From another correspondent.
Yorktown, June 11, 1861
About half-past 3 o'clock yesterday morning we were called to arms, a rumor having reached us that the enemy were advancing All obeyed the summons promptly.
We were sent immediately over to the battery in front of the quarters of the North Carolinians, where we remained but one hour, and then started for a trench about a quarter of a mile distant, which was commenced by our men the day before, (Sunday.) On arriving there, we went immediately to work throwing up breastworks, and so continued until the enemy were in a quarter of a mile of us, when we were ordered to our arms:
After remaining in this trench a short time, I heard the crack of a rifle, which Lt. Col. Stuart
told us was the beginning.
The Howitzers--one company — immediately opened upon them with telling effect.
The fire was sharply returned by them, and continued on both sides for an hour without intermission.
The enemy returned the fire of the Howitzers with heavy artillery, and their infantry at tempted to pick our Howitzers off. Musket and rifle balls were making beautiful music around our heads during all this time — many of them falling in the trench we were in; also, cannon balls, bombs, grape shot, and every description of shot and shell; none of which, however, had the least effect.
Our men were perfectly cool and were smiling countenances.
The battle commenced about 9 o'clock in the morning, and was kept up until 1 o'clock without ceasing.
We (the Young Guard, Life Guard, and Henrico Southern Guard,) occupied the first treach — the most dangerous position on the ground being exposed to the fire of the riflemen, infantry and artillery.
When first attacked we could not fire without shooting the Life Guard
, while we were exposed to one fire of the enemy in our rear and another on our left; which, however, was out of the range of our guns, if we had had an opportunity of returning it. Obeying the orders of the Colonel
in command, (Stuart
,) we kept ourselves low in the trench, thereby letting the balls of the enemy most of which were rifle and well directed) pass just enough over our heads to miss us, without getting a fire ourselves.
After remaining in the trench an hour, the Colonel
told us to retreat and rally in another ditch behind the Church
— about a quarter of a mile distant — which was then occupied by the North Carolinians.
This we did, being fired upon all the time by the enemy.
After escaping unharmed the rice of the enemy, we came near losing our lives by the fire of our friends.

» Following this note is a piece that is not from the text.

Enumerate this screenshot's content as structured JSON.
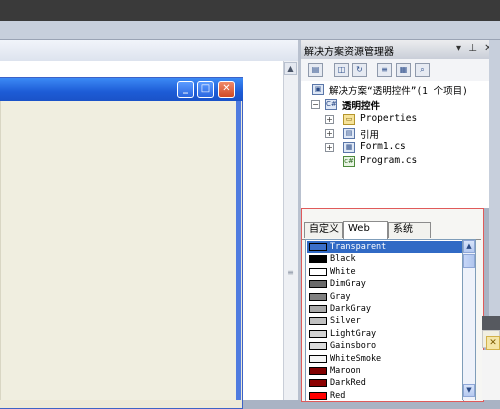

When about fifty yards from the entrenchment we were to occupy, the North Carolinians who were there levelled their guns at us and took aim, mistaking us for the enemy, and would have killed most of us but for our having cried out ‘"friends,"’ and the white badge we wore on our hats; while the enemy wore theirs on the arm.
[The letter here gives an account of our loss in killed and wounded, which we have already published]
After the battle I took a walk over the field.
I counted six corpses — examined them closely their wounds, &c. Among the number were one or two Zouaves.
We have also two wounded Zouaves.
We cannot tell how many of the enemy are killed, as they conveyed them away; but a horseman, who helped drive them into Hampton
after we were done with them, informed us last night that they had four wagon loads of dead, which I am inclined to believe.
Had we not had God on our side, we must have been whipped.